“We must redouble efforts to get political leaders on board,” said Djiguiba Kouyaté, a coordinator in Mali for German development agency GIZ.
With hunger a constant menace, Malians are cautiously turning to a controversial farming technique to adapt to the effects of climate change.

 

Dubbed the System of Rice Intensification (SRI), the new method was pioneered in Madagascar in 1983. It involves planting fewer seeds of traditional rice varieties and taking care of them following a strict regime.
Seedlings are transplanted at a very young age and spaced widely. Soil is enriched with organic matter, and must be kept moist, though the system uses less water than traditional rice farming.
Up to 20 million farmers now use SRI in 61 countries, including in nearby Sierra Leone, Senegal and Ivory Coast, said Norman Uphoff, of the SRI International Network and Resources Center at Cornell University in the US.
But, despite its success, the technique has been embraced with varying degrees of enthusiasm. Uphoff said that is because it competes with the improved hybrid and inbred rice varieties that agricultural corporations sell.
For Faliry Boly, who heads a rice-growing association, the prospect of rice becoming a “white gold” for Mali should spur on authorities and farmers to adopt rice intensification.
The method could increase yields while also offering a more environmentally-friendly alternative, including by replacing chemical fertilizers with organic ones, he said.
He also pointed out that rice intensification naturally lends itself to Mali’s largely arid climate.

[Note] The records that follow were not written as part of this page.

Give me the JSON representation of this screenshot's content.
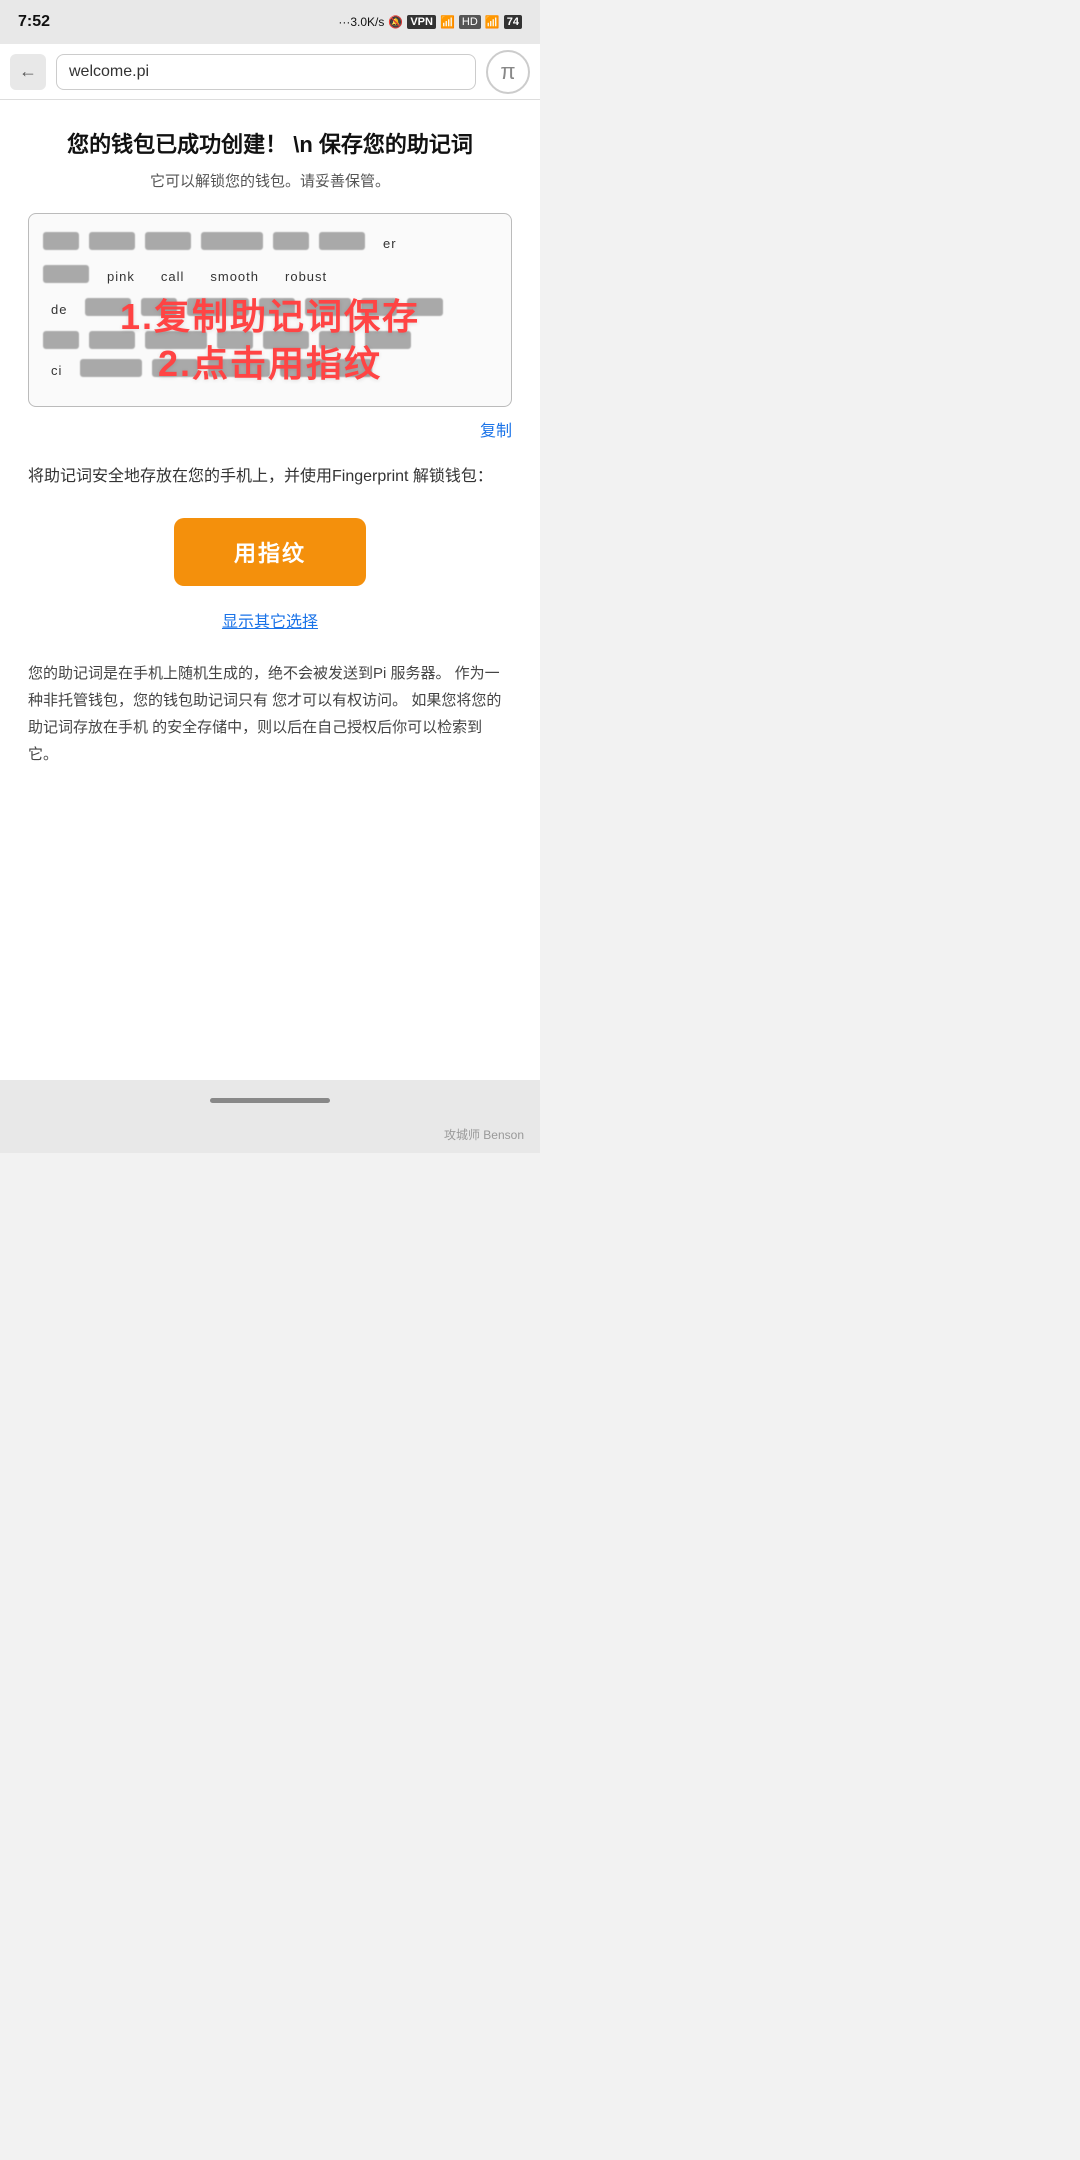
{
  "status_bar": {
    "time": "7:52",
    "network": "···3.0K/s",
    "vpn": "VPN",
    "signal1": "4G",
    "hd": "HD",
    "signal2": "4G",
    "battery": "74"
  },
  "browser": {
    "back_label": "‹",
    "url": "welcome.pi",
    "logo_symbol": "π"
  },
  "page": {
    "title": "您的钱包已成功创建！ \\n 保存您的助记词",
    "subtitle": "它可以解锁您的钱包。请妥善保管。",
    "mnemonic_visible_words": [
      "pink",
      "call",
      "smooth",
      "robust"
    ],
    "overlay_line1": "1.复制助记词保存",
    "overlay_line2": "2.点击用指纹",
    "copy_label": "复制",
    "fingerprint_desc": "将助记词安全地存放在您的手机上，并使用Fingerprint 解锁钱包：",
    "fingerprint_btn_label": "用指纹",
    "show_options_label": "显示其它选择",
    "bottom_note": "您的助记词是在手机上随机生成的，绝不会被发送到Pi 服务器。 作为一种非托管钱包，您的钱包助记词只有 您才可以有权访问。 如果您将您的助记词存放在手机 的安全存储中，则以后在自己授权后你可以检索到 它。",
    "watermark": "攻城师 Benson"
  },
  "colors": {
    "orange": "#f4900c",
    "blue_link": "#1a73e8",
    "red_overlay": "#ff4444",
    "mnemonic_border": "#bbb"
  }
}
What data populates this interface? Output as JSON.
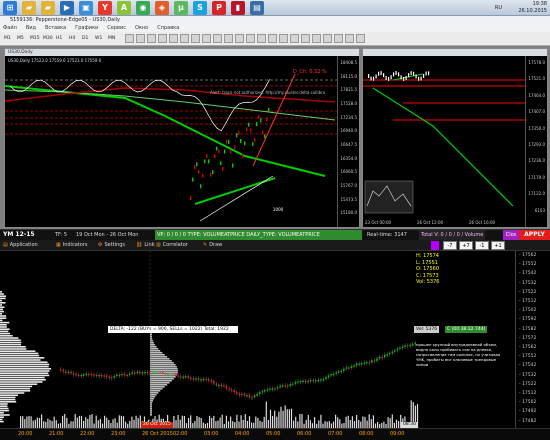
{
  "os": {
    "clock_time": "19:38",
    "clock_date": "26.10.2015",
    "lang": "RU"
  },
  "taskbar_icons": [
    {
      "name": "windows-start-icon",
      "color": "#2d7bd6",
      "glyph": "⊞"
    },
    {
      "name": "folder-icon",
      "color": "#e2b33a",
      "glyph": "▰"
    },
    {
      "name": "folder-icon",
      "color": "#e2b33a",
      "glyph": "▰"
    },
    {
      "name": "media-player-icon",
      "color": "#2a6fb5",
      "glyph": "▶"
    },
    {
      "name": "desktop-icon",
      "color": "#3b8fd8",
      "glyph": "▣"
    },
    {
      "name": "yandex-browser-icon",
      "color": "#e7382b",
      "glyph": "Y"
    },
    {
      "name": "android-icon",
      "color": "#8ac43a",
      "glyph": "A"
    },
    {
      "name": "chrome-icon",
      "color": "#3aa856",
      "glyph": "◉"
    },
    {
      "name": "app-icon",
      "color": "#e25e2a",
      "glyph": "◈"
    },
    {
      "name": "utorrent-icon",
      "color": "#5cb85c",
      "glyph": "μ"
    },
    {
      "name": "skype-icon",
      "color": "#1aa1e0",
      "glyph": "S"
    },
    {
      "name": "app-icon",
      "color": "#d8232a",
      "glyph": "P"
    },
    {
      "name": "app-icon",
      "color": "#b5152b",
      "glyph": "▮"
    },
    {
      "name": "mt4-icon",
      "color": "#3a6ea5",
      "glyph": "▤"
    }
  ],
  "window": {
    "title": "5159136: Pepperstone-Edge05 - US30,Daily",
    "menu": [
      "Файл",
      "Вид",
      "Вставка",
      "Графики",
      "Сервис",
      "Окно",
      "Справка"
    ]
  },
  "toolbar": {
    "timeframes": [
      "M1",
      "M5",
      "M15",
      "M30",
      "H1",
      "H4",
      "D1",
      "W1",
      "MN"
    ]
  },
  "chart1": {
    "title": "US30,Daily",
    "ohlc": "US30,Daily 17523.0 17559.0 17523.0 17559.0",
    "overlay_text": "Alert: trace not authorized. http://my.cluster.delta.collibra",
    "dc_text": "D_Ch: 0.32 %",
    "label_1000": "1000",
    "prices": [
      "18408.5",
      "18115.0",
      "17821.5",
      "17528.0",
      "17234.5",
      "16940.0",
      "16647.5",
      "16354.0",
      "16060.5",
      "15767.0",
      "15473.5",
      "15180.0"
    ]
  },
  "chart2": {
    "title": "",
    "prices": [
      "17578.0",
      "17521.0",
      "17464.0",
      "17407.0",
      "17350.0",
      "17293.0",
      "17236.0",
      "17179.0",
      "17122.0",
      "6103"
    ],
    "dates": [
      "23 Oct 00:00",
      "26 Oct 12:00",
      "26 Oct 16:00"
    ]
  },
  "lower": {
    "instrument": "YM 12-15",
    "tf": "TF: 5",
    "date_range": "19 Oct Mon - 26 Oct Mon",
    "vp_text": "VP: 0 / 0 / 0 TYPE: VOLUMEATPRICE DAILY_TYPE: VOLUMEATPRICE",
    "realtime": "Real-time: 3147",
    "total": "Total V: 0 / 0 / 0 / Volume",
    "close_label": "Clos",
    "apply_label": "APPLY",
    "tools": [
      "Application",
      "Indicators",
      "Settings",
      "Link",
      "Correlator",
      "Draw"
    ],
    "stepper": [
      "-7",
      "+7",
      "-1",
      "+1"
    ],
    "ohlc": {
      "h": "H: 17574",
      "l": "L: 17551",
      "o": "O: 17560",
      "c": "C: 17573",
      "vol": "Vol: 5376"
    },
    "delta_box": "DELTA: -122 (BUYs = 900, SELLs = 1022) Total: 1922",
    "vol_box": "Vol: 5376",
    "timer_box": "C (00:38:22.744)",
    "note": "прошел крупный внутридневной объем, видно кали пробивать сам на дневке, сопротивление там сильное, но учитывая YMK, пробиты все ключевые трендовые линии",
    "prices": [
      "17562",
      "17552",
      "17542",
      "17532",
      "17522",
      "17512",
      "17502",
      "17592",
      "17582",
      "17572",
      "17562",
      "17552",
      "17542",
      "17532",
      "17522",
      "17512",
      "17502",
      "17492",
      "17482"
    ],
    "times": [
      "20:00",
      "21:00",
      "22:00",
      "23:00",
      "26 Oct 2015",
      "02:00",
      "03:00",
      "04:00",
      "05:00",
      "06:00",
      "07:00",
      "08:00",
      "09:00"
    ],
    "date_label": "26 Oct 2015",
    "cursor_label": "08:30"
  }
}
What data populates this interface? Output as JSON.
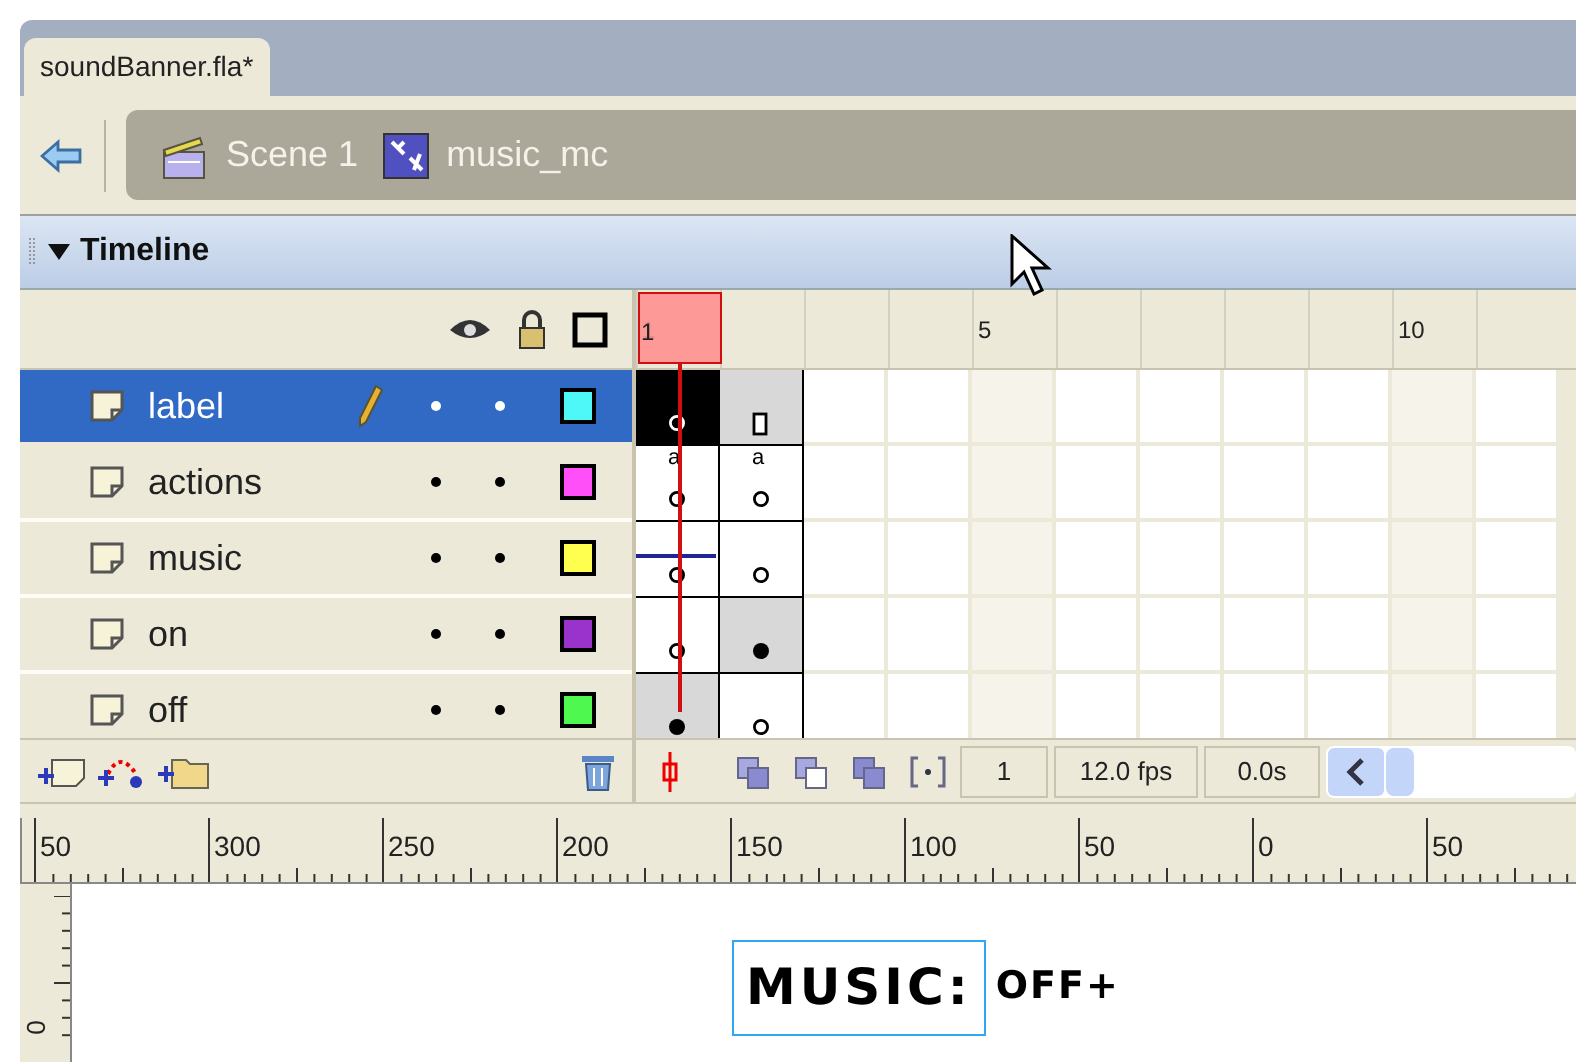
{
  "document_tab": {
    "title": "soundBanner.fla*",
    "selected": true
  },
  "breadcrumb": [
    {
      "kind": "scene",
      "label": "Scene 1"
    },
    {
      "kind": "symbol",
      "label": "music_mc"
    }
  ],
  "timeline": {
    "title": "Timeline",
    "expanded": true,
    "frame_numbers": [
      "1",
      "5",
      "10"
    ],
    "layers": [
      {
        "name": "label",
        "selected": true,
        "editing": true,
        "color": "#4ff8f8",
        "frames": [
          {
            "kind": "empty_key",
            "selected": true
          },
          {
            "kind": "end",
            "selected": false
          }
        ]
      },
      {
        "name": "actions",
        "selected": false,
        "editing": false,
        "color": "#ff4ff8",
        "frames": [
          {
            "kind": "empty_key",
            "selected": false,
            "script_mark": "a"
          },
          {
            "kind": "empty_key",
            "selected": false,
            "script_mark": "a"
          }
        ]
      },
      {
        "name": "music",
        "selected": false,
        "editing": false,
        "color": "#ffff4f",
        "frames": [
          {
            "kind": "empty_key",
            "selected": false,
            "sound": true
          },
          {
            "kind": "empty_key",
            "selected": false
          }
        ]
      },
      {
        "name": "on",
        "selected": false,
        "editing": false,
        "color": "#9933cc",
        "frames": [
          {
            "kind": "empty_key",
            "selected": false
          },
          {
            "kind": "filled_key",
            "selected": false
          }
        ]
      },
      {
        "name": "off",
        "selected": false,
        "editing": false,
        "color": "#4ff84f",
        "frames": [
          {
            "kind": "filled_key",
            "selected": false
          },
          {
            "kind": "empty_key",
            "selected": false
          }
        ]
      }
    ],
    "current_frame": "1",
    "frame_rate": "12.0 fps",
    "elapsed_time": "0.0s"
  },
  "stage": {
    "ruler_labels": [
      "50",
      "300",
      "250",
      "200",
      "150",
      "100",
      "50",
      "0",
      "50"
    ],
    "vertical_ruler_label": "0",
    "text_fields": [
      {
        "text": "MUSIC:",
        "selected": true
      },
      {
        "text": "OFF+",
        "selected": false
      }
    ]
  }
}
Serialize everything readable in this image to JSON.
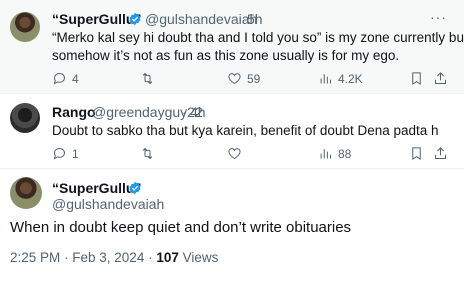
{
  "tweets": [
    {
      "name": "“SuperGullu”",
      "handle": "@gulshandevaiah",
      "time": "5h",
      "text_lines": [
        "“Merko kal sey hi doubt tha and I told you so” is my zone currently but",
        "somehow it’s not as fun as this zone usually is for my ego."
      ],
      "actions": {
        "replies": "4",
        "reposts": "",
        "likes": "59",
        "views": "4.2K"
      }
    },
    {
      "name": "Rango",
      "handle": "@greendayguy22",
      "time": "4h",
      "text_lines": [
        "Doubt to sabko tha but kya karein, benefit of doubt Dena padta h"
      ],
      "actions": {
        "replies": "1",
        "reposts": "",
        "likes": "",
        "views": "88"
      }
    }
  ],
  "main_tweet": {
    "name": "“SuperGullu”",
    "handle": "@gulshandevaiah",
    "text": "When in doubt keep quiet and don’t write obituaries",
    "time": "2:25 PM · Feb 3, 2024 · ",
    "views_count": "107",
    "views_label": " Views"
  },
  "colors": {
    "verified": "#1d9bf0",
    "secondary_text": "#536471",
    "highlight_bg": "#f7f9f9"
  },
  "icons": [
    "verified-badge-icon",
    "more-icon",
    "reply-icon",
    "repost-icon",
    "like-icon",
    "views-icon",
    "bookmark-icon",
    "share-icon"
  ]
}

FACTOID

Up to 20 million farmers now use rice intensification in 61 countries, including in nearby Sierra Leone, Senegal and Ivory Coast.